The Final Year in Our Homelands: Temporary Reservations and Encampments
Over the past few years, I have been writing articles about the temporary reservations in the Willamette Valley. From March 1855 to January 1856 these reservations/encampments existed in the valley and the Kalapuya and Molalla Indians lived within their boundaries. Additional encampments were created in October 1855 for the Chinook and Clatskanie peoples on the Columbia, at Milwaukie, and Oregon City. Further gathering locations were created at Spores Ferry and Corvallis in October 1855. These projects involved concentrating all of the southern Valley tribes at these locations to be removed to Corvallis before they were gathered on a steamboat bound for Dayton. The tribes resided at Dayton at Palmer’s allotment where he had the Indian office located. They remained in Dayton for a few days to several weeks before being walked or transported by wagon to Grand Ronde. The encampments in the valley were all emptied by April with all peoples on the reservation by April 6th. There they joined the Umpqua Reservation and Table Rock Reservation tribes who had marched overland to Grand Ronde. The Umpqua reservation tribes, Yoncalla, Southern Molalla, and upper Umpqua, as well as the Cow Creek Reservation tribes arrived in late February 1856. Table Rock Reservation tribes, Takelma, Shasta, and Athapaskan peoples (Chasta Costa) arrived in Late March 1856.
In the temporary encampments farmers took contracts to supervise the tribes. American settlers did not want to live next to Indians, and as soon as the treaties were written, it became illegal for Indians to walk across their homelands. I am not sure they understood this, but in time they came to understand the extent of what they gave away. The exchange of their lands occurred because otherwise, the Chiefs feared that their people would disappear forever. Conflicts with settlers- murders, genocides, rapes, and kidnappings of Native women and children, were all not investigated or were any white men held accountable. This was a common occurrence in Oregon at this time. There were not enough white American women and some illicit marriages and indentured servitude, or near-slavery, was common, as Indians were exploited for their labor and the services they could offer white men.

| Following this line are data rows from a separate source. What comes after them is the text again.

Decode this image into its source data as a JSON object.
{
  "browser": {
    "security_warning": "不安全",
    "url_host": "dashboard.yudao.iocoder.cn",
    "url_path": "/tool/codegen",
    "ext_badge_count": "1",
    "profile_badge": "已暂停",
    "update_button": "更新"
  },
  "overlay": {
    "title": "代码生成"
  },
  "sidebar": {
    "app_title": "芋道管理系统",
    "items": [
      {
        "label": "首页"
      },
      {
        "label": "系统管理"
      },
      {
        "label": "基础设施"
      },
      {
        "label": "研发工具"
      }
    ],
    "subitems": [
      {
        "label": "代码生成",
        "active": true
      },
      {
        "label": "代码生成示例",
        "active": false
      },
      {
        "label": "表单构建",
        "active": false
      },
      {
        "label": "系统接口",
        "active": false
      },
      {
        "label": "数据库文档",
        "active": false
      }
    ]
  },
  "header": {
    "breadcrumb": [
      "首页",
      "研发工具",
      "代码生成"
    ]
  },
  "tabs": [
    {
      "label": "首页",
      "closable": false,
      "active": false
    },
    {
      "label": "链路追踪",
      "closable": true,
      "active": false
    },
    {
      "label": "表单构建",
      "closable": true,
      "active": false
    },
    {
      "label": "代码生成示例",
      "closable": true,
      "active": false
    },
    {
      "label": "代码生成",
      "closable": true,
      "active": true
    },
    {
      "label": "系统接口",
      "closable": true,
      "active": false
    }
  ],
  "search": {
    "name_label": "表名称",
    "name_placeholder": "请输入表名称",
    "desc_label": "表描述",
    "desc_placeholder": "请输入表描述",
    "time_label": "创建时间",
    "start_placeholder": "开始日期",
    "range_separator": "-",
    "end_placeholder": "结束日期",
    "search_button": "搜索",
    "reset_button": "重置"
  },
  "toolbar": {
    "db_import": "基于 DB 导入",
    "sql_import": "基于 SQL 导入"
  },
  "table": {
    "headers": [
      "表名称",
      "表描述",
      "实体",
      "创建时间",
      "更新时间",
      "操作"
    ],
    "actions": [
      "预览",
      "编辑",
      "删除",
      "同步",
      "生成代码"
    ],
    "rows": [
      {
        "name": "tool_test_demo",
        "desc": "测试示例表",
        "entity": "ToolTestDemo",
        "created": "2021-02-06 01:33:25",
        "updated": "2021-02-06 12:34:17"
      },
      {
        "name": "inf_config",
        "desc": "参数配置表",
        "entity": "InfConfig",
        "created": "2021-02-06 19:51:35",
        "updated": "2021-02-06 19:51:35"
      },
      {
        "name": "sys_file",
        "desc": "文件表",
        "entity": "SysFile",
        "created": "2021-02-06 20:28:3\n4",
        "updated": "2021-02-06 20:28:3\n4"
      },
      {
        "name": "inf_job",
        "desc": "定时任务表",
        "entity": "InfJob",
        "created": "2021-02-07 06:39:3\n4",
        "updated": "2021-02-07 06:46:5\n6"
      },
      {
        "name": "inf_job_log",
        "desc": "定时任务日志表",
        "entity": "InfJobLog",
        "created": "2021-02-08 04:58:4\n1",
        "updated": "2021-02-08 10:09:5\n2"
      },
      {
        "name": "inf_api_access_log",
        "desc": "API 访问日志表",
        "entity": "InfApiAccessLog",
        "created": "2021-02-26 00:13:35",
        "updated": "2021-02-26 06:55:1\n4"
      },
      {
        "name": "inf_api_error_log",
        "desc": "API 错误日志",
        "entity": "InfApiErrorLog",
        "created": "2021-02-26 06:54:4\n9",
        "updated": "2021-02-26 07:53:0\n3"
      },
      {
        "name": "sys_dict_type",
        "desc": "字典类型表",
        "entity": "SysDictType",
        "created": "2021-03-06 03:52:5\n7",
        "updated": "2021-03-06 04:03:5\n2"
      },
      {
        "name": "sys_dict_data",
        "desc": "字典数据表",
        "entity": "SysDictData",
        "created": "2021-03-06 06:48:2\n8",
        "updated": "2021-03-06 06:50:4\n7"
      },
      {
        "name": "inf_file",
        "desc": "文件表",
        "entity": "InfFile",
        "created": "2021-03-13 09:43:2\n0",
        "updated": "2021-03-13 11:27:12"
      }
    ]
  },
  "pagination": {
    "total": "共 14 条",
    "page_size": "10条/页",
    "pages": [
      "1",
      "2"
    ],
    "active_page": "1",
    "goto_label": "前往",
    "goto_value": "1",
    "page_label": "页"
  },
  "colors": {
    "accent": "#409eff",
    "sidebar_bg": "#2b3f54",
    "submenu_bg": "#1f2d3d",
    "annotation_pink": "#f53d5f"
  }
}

We have yet to find an account of what happened in 1855 to 1856, this near-year on the temporary reservations, but some farmers hinted that they wanted the Indians to work for their place on the farms. They likely built fences and plowed fields, plant crops, and harvested at least one crop before they moved to Grand Ronde in the winter of 1856. There are indications that some of the tribes lost their belongings and were not repaid for them. Some of the farmers and their neighbors stole their left-behind belongings, horses, cattle, houses and such. The tribes left the settlers in a better place after they left, having built portions of the farms and developed the fields. Afterward, farmers would ask for specific Indians to come labor for them for many seasons afterward.
This period had to be extremely stressful for the tribes who did not know what to expect when they got to the reservation. For many, they stated that they did not get what they were promised. The stories of broken promises of the federal government to the tribes derive directly from this time period when the tribes were promised much to induce them to move to the reservation. Many of these promises were not documented in the treaties or any other agreements, and are now passed through tribal oral history to the present. In one example, the northern Molalla accepted Joel Palmer’s promises, took them to heart, and when the houses, food, and money did not materialize. In less than 5 years half of the Molallas returned to their home territory near Molalla, many to never return to the reservation again.
This period was also the unveiling of a regional strategy for removing the tribes from conflict zones. The Army worked with Indian agents to remove tribes or place them on encampments, forcefully, with the intent to keep them from joining the Tribal combatants or supplying them. This had the effect of eliminating possible allies for the Rogue River tribes and supply lines, causing their eventual defeat in the summer of 1856.
The following are essays of many of the temporary reservations in the Willamette Valley and the Umpqua valley. There were a few other temporary reservations whose details have yet to come to light.
The temporary reservation essays are linked below.
Created March 1855
Created October 1855